Many were outraged this past December over the treatment of a Black mother at the hands of a Fort Worth, Texas, police officer. Jacqueline Craig, 46, says a nearby White neighbor assaulted her son for dropping a piece of paper in front of his house. When the 7-year-old boy talked back, the man allegedly put the boy in a chokehold, fortunately, the boy escaped and ran to his mother. Craig called 911 and went to the scene of the incident with her daughter and started recording on a cellphone.
Officer William Martin begins to question Craig and asks “what’s going on with you?” She tells the officer the man “grabbed and choked” her son. She tells the officer the man grabbed the boy because he “defied” him. She says the man should have come to her instead of “putting your hands on my son.” The officer responded to Craig, “Why don’t you teach your son not to litter?”
This started a heated argument with Craig during which the officer told her “you’re pissing me off.” He then suddenly and violently slams Craig to the ground and handcuffs her. As her daughter protests, she is also grabbed and handcuffed by Martin. Both women were arrested and faced numerous charges from the incident. Craig was charged with resisting arrest and failure to identify in addition to outstanding traffic court warrants, including driving with a suspended license, failure to maintain financial responsibility and speeding. Her bail was set at $5,901.90. Her daughter Brea Hymond, 19, was charged with resisting arrest and interfering with public duties. She was being held on $3,500 bail. Martin was given a 10-day suspension and will return to his patrol duties in the neighborhood where the incident occurred.
Both women have since been released and are awaiting trial but according to the media are in fear for their safety. In response, community activists led by three legally armed men began to patrol her home. The group of 20 protesters gathered near the home on Sunday, Jan. 22. Craig’s attorney, Lee Merritt, said the patrol was initiated not because the family felt threatened by police but because it didn’t feel protected. “The group wanted to help. …They felt it was their responsibility to come up and show their support,” stated Merritt.
Someone called 911 and soon police were on the arrived stating they were responding to a noise complaint. Three men with rifles were disarmed and detained by police even though they never pointed their weapons at any officer or persons. The men were later released and their weapons returned.

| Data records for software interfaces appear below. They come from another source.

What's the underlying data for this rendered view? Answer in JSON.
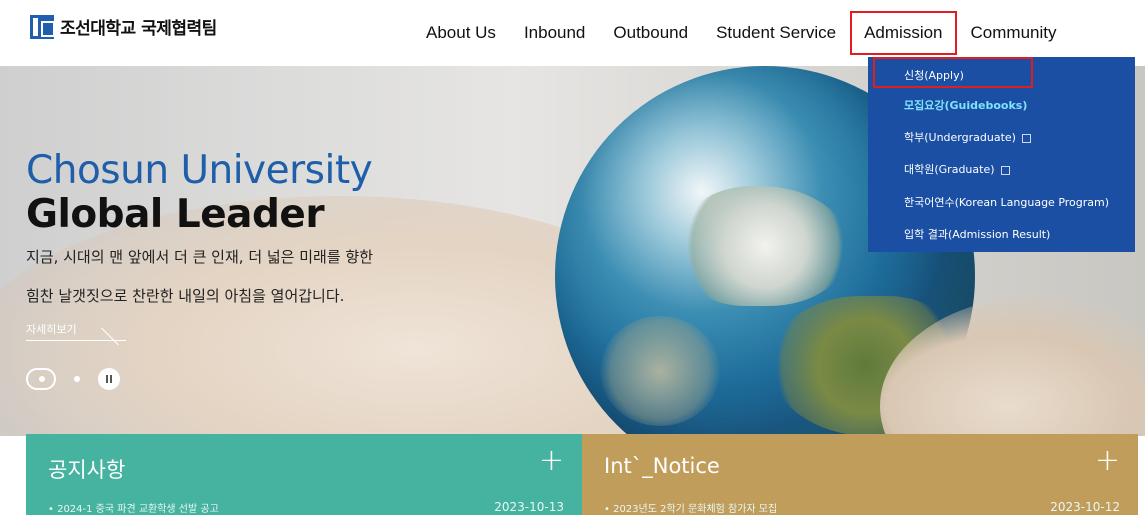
{
  "header": {
    "logo_text": "조선대학교 국제협력팀"
  },
  "nav": {
    "items": [
      {
        "label": "About Us"
      },
      {
        "label": "Inbound"
      },
      {
        "label": "Outbound"
      },
      {
        "label": "Student Service"
      },
      {
        "label": "Admission"
      },
      {
        "label": "Community"
      }
    ],
    "active_index": 4
  },
  "dropdown": {
    "items": [
      {
        "label": "신청(Apply)",
        "highlight": false,
        "external": false
      },
      {
        "label": "모집요강(Guidebooks)",
        "highlight": true,
        "external": false
      },
      {
        "label": "학부(Undergraduate)",
        "highlight": false,
        "external": true
      },
      {
        "label": "대학원(Graduate)",
        "highlight": false,
        "external": true
      },
      {
        "label": "한국어연수(Korean Language Program)",
        "highlight": false,
        "external": false
      },
      {
        "label": "입학 결과(Admission Result)",
        "highlight": false,
        "external": false
      }
    ]
  },
  "hero": {
    "title_line1": "Chosun University",
    "title_line2": "Global Leader",
    "desc_line1": "지금, 시대의 맨 앞에서 더 큰 인재, 더 넓은 미래를 향한",
    "desc_line2": "힘찬 날갯짓으로 찬란한 내일의 아침을 열어갑니다.",
    "more_label": "자세히보기"
  },
  "notices": {
    "left": {
      "title": "공지사항",
      "item": "• 2024-1 중국 파견 교환학생 선발 공고",
      "date": "2023-10-13"
    },
    "right": {
      "title": "Int`_Notice",
      "item": "• 2023년도 2학기 문화체험 참가자 모집",
      "date": "2023-10-12"
    }
  },
  "colors": {
    "brand_blue": "#1f5ea8",
    "dropdown_bg": "#1b4fa3",
    "highlight_red": "#e01e22",
    "notice_green": "#45b3a0",
    "notice_gold": "#c19d5c"
  }
}
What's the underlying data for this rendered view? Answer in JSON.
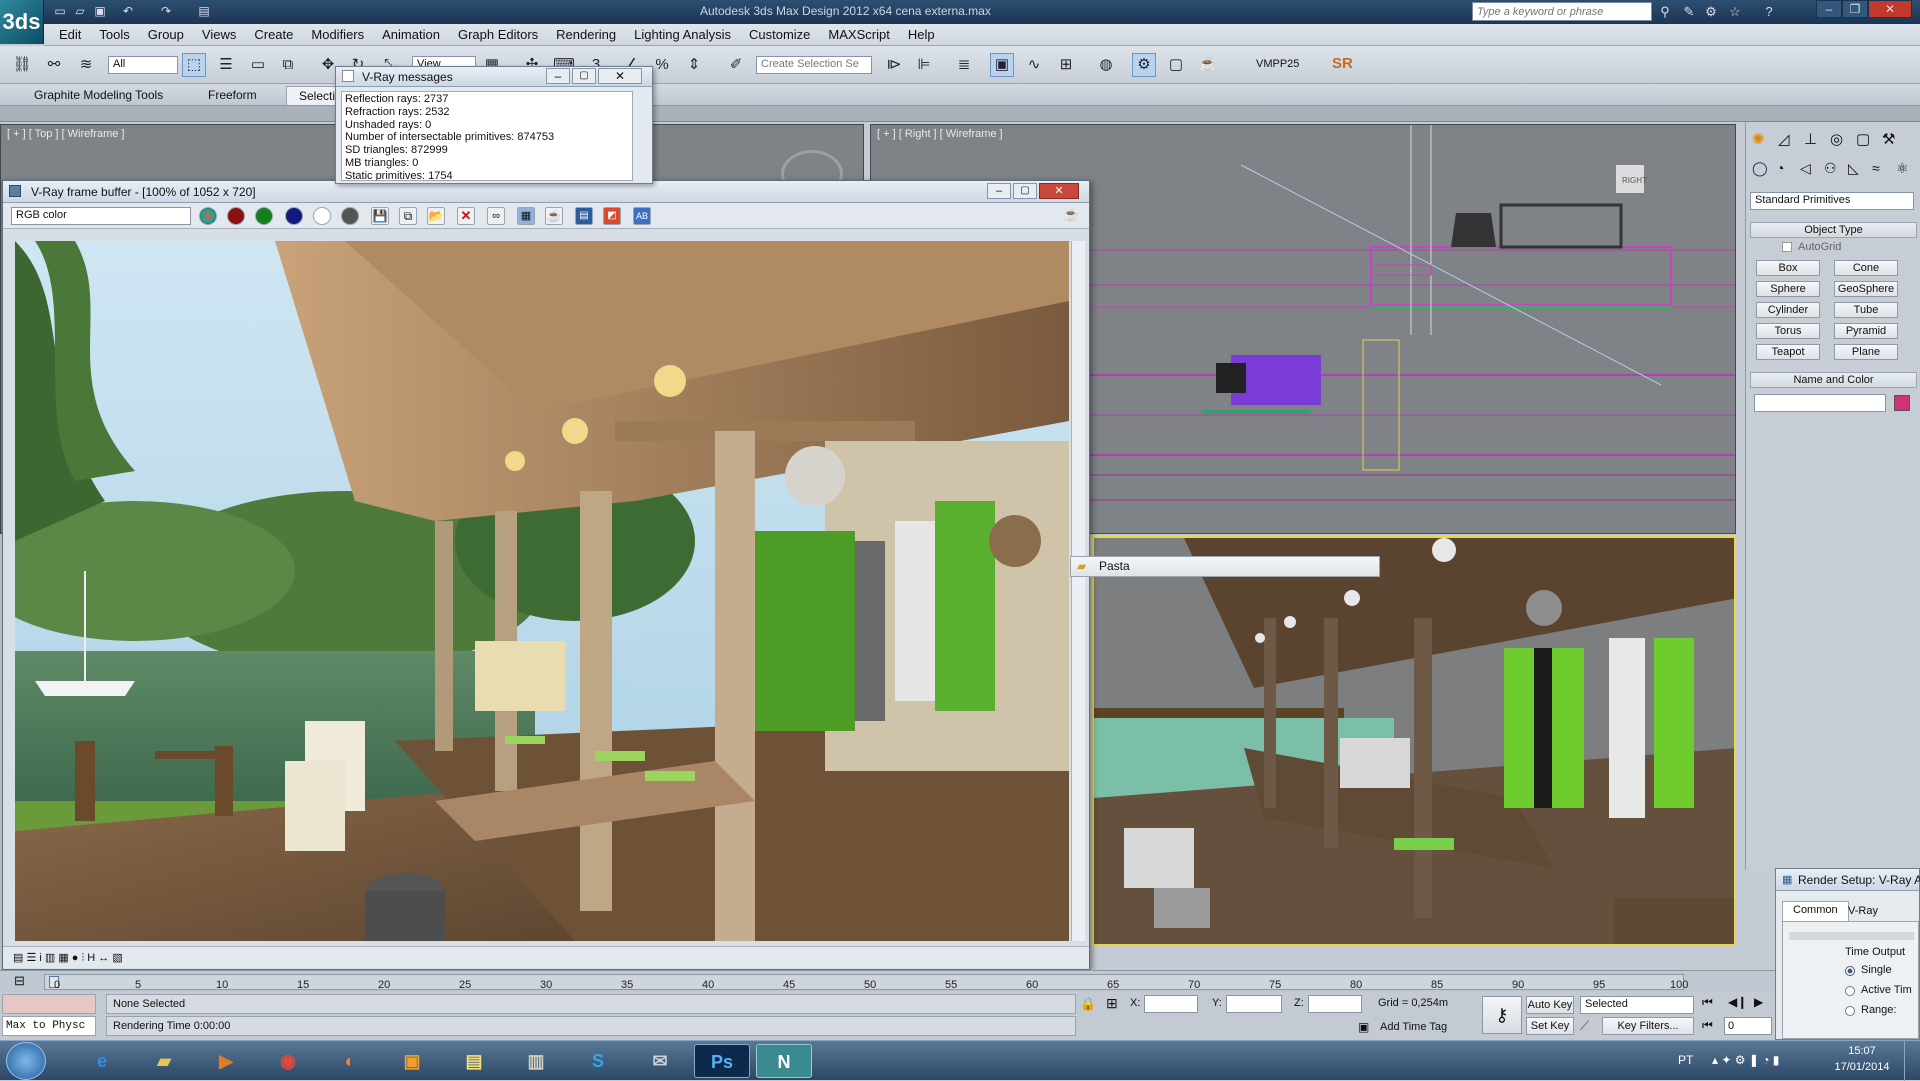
{
  "window": {
    "app_title": "Autodesk 3ds Max Design 2012 x64    cena externa.max",
    "search_placeholder": "Type a keyword or phrase",
    "logo": "3ds"
  },
  "menu": [
    "Edit",
    "Tools",
    "Group",
    "Views",
    "Create",
    "Modifiers",
    "Animation",
    "Graph Editors",
    "Rendering",
    "Lighting Analysis",
    "Customize",
    "MAXScript",
    "Help"
  ],
  "toolbar": {
    "filter_value": "All",
    "view_value": "View",
    "selection_set_placeholder": "Create Selection Se",
    "vmpp": "VMPP25",
    "sr": "SR"
  },
  "ribbon": {
    "tabs": [
      "Graphite Modeling Tools",
      "Freeform",
      "Selecti"
    ]
  },
  "viewports": {
    "top_label": "[ + ] [ Top ] [ Wireframe ]",
    "right_label": "[ + ] [ Right ] [ Wireframe ]",
    "viewcube_label": "RIGHT"
  },
  "vray_messages": {
    "title": "V-Ray messages",
    "lines": [
      "Reflection rays: 2737",
      "Refraction rays: 2532",
      "Unshaded rays: 0",
      "Number of intersectable primitives: 874753",
      "SD triangles: 872999",
      "MB triangles: 0",
      "Static primitives: 1754"
    ]
  },
  "vfb": {
    "title": "V-Ray frame buffer - [100% of 1052 x 720]",
    "channel": "RGB color"
  },
  "pasta": "Pasta",
  "command_panel": {
    "category": "Standard Primitives",
    "object_type_header": "Object Type",
    "autogrid": "AutoGrid",
    "buttons": [
      "Box",
      "Cone",
      "Sphere",
      "GeoSphere",
      "Cylinder",
      "Tube",
      "Torus",
      "Pyramid",
      "Teapot",
      "Plane"
    ],
    "name_color_header": "Name and Color",
    "object_color": "#d1307a"
  },
  "timeline": {
    "ticks": [
      "0",
      "5",
      "10",
      "15",
      "20",
      "25",
      "30",
      "35",
      "40",
      "45",
      "50",
      "55",
      "60",
      "65",
      "70",
      "75",
      "80",
      "85",
      "90",
      "95",
      "100"
    ]
  },
  "status": {
    "script_label": "Max to Physc",
    "selection": "None Selected",
    "rendering_time": "Rendering Time  0:00:00",
    "x_label": "X:",
    "y_label": "Y:",
    "z_label": "Z:",
    "grid": "Grid = 0,254m",
    "add_time_tag": "Add Time Tag",
    "auto_key": "Auto Key",
    "set_key": "Set Key",
    "key_mode": "Selected",
    "key_filters": "Key Filters...",
    "frame": "0"
  },
  "render_setup": {
    "title": "Render Setup: V-Ray A",
    "tabs": [
      "Common",
      "V-Ray"
    ],
    "time_output": "Time Output",
    "options": [
      "Single",
      "Active Tim",
      "Range:"
    ]
  },
  "taskbar": {
    "language": "PT",
    "time": "15:07",
    "date": "17/01/2014",
    "apps": [
      "IE",
      "Folder",
      "Media",
      "Chrome",
      "Firefox",
      "Player",
      "Notes",
      "Explorer",
      "Skype",
      "Mail",
      "Ps",
      "3ds"
    ]
  }
}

It will now be up to the Tarrant County Prosecutor’s office if the case will be sent to a grand jury to decide whether anyone — the officer, the neighbor or the Craig family — will be charged with a crime.